===== Data section

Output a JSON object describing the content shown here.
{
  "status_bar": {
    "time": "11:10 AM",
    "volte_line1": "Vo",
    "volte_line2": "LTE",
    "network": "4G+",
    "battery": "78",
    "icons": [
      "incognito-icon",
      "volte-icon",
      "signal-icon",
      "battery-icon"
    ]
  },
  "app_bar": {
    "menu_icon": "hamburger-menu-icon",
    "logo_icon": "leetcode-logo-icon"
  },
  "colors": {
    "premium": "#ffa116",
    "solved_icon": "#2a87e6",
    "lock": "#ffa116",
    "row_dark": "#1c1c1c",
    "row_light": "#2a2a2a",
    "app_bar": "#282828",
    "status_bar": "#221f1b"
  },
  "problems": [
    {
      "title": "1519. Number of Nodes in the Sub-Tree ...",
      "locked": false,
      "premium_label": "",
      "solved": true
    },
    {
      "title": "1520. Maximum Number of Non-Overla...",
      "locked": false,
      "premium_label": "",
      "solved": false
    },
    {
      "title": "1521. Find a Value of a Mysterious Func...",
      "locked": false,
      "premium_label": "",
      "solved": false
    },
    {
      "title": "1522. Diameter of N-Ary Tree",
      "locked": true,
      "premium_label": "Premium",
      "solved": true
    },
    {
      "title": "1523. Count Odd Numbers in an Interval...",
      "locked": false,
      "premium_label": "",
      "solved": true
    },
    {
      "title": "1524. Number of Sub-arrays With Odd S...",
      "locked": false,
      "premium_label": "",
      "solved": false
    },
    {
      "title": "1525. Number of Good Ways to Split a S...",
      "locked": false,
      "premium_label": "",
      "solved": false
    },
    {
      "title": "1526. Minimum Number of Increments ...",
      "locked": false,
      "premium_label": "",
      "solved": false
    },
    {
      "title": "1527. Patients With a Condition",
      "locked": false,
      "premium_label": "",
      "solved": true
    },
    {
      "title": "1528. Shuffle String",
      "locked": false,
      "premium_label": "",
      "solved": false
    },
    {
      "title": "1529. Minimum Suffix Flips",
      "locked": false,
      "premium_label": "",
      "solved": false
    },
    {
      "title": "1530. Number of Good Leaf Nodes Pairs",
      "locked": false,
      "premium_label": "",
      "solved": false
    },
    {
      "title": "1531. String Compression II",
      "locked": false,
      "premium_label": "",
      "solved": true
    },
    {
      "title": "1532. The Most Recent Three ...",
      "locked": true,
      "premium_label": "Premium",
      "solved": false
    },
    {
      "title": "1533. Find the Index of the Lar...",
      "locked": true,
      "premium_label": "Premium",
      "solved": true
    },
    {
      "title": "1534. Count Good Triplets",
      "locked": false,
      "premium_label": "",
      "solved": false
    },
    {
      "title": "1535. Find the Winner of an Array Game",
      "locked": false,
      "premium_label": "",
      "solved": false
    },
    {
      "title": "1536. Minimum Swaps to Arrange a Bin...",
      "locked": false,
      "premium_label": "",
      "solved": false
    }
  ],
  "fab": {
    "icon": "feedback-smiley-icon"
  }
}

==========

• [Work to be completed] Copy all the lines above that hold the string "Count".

• [Your solution]
      "title": "1523. Count Odd Numbers in an Interval...",
      "title": "1534. Count Good Triplets",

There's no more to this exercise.